1. Department of Animal Science and Biotechnology, Research Center for Horse industry, Kyungpook National University, Sangju-si, Republic of Korea.
2. College of Pharmacy, Henan University of Chinese Medicine, Zhengzhou, 450046, China.
3. School of Life Sciences, BK21 FOUR KNU Creative BioResearch Group, Kyungpook National University, Daegu, Korea.
4. Department of Dental Hygiene, Kyungpook National University, Sangju, Republic of Korea.
5. School of Animal Life Convergence Science, Hankyong National University, Anseong, 17579, Republic of Korea.
†These authors contributed equally to this study.
Background: Oral cancer is one of the most prevalent malignant tumors worldwide. Silibinin has been reported to exert therapeutic effects in various cancer models. However, its mechanism of action in oral cancer remains unclear. We aimed to examine the molecular processes underlying the effects of silibinin in oral cancer in vitro and in vivo as well as its potential anticancer effects. Next, we investigated the molecular processes underlying both in vitro and in vivo outcomes of silibinin treatment on oral cancer.
Methods: To investigate the effects of silibinin on the growth of oral cancer cells, cell proliferation and anchorage-independent colony formation tests were conducted on YD10B and Ca9-22 oral cancer cells. The effects of silibinin on the migration and invasion of oral cancer cells were evaluated using transwell assays. Flow cytometry was used to examine apoptosis, cell cycle distribution, and accumulation of reactive oxygen species (ROS). The molecular mechanism underlying the anticancer effects of silibinin was explored using immunoblotting. The in vivo effects of silibinin were evaluated using a Ca9-22 xenograft mouse model.

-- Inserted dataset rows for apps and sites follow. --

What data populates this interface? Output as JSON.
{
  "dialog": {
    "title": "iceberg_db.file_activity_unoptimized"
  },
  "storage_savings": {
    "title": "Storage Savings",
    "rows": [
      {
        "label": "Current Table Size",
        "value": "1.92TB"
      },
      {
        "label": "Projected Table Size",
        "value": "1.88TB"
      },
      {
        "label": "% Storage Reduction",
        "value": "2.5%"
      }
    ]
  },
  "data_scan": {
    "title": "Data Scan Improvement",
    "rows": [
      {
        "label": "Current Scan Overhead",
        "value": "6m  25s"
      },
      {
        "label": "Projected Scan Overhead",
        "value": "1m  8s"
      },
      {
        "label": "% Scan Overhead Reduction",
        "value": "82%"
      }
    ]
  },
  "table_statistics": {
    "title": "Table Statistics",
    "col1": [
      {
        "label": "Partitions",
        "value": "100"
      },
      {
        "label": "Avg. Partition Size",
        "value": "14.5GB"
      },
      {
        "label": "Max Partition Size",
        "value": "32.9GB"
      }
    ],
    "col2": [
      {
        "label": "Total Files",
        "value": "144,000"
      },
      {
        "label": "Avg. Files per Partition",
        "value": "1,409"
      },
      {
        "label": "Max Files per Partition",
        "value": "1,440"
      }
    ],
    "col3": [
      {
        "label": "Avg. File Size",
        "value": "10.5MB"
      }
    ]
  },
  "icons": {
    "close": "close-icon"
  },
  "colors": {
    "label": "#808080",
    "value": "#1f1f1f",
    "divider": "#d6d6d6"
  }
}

Results: Silibinin effectively suppressed YD10B and Ca9-22 cell proliferation and colony formation in a dose-dependent manner. Moreover, it induced cell cycle arrest in the G0/G1 phase, apoptosis, and ROS generation in these cells. Furthermore, silibinin inhibited the migration and invasion abilities of YD10B and Ca9-22 cells by regulating the expression of proteins involved in the epithelial-mesenchymal transition. Western blotting revealed that silibinin downregulated SOD1 and SOD2 and triggered the JNK/c-Jun pathway in oral cancer cells. Silibinin significantly inhibited xenograft tumor growth in nude mice, with no obvious toxicity.
Conclusions: Silibinin considerably reduced the development of oral cancer cells by inducing apoptosis, G0/G1 arrest, ROS generation, and activation of the JNK/c-Jun pathway. Importantly, silibinin effectively suppressed xenograft tumor growth in nude mice. Our findings indicate that silibinin may be a promising option for the prevention or treatment of oral cancer.
Keywords: Silibinin, ROS, JNK, Oral cancer, Xenograft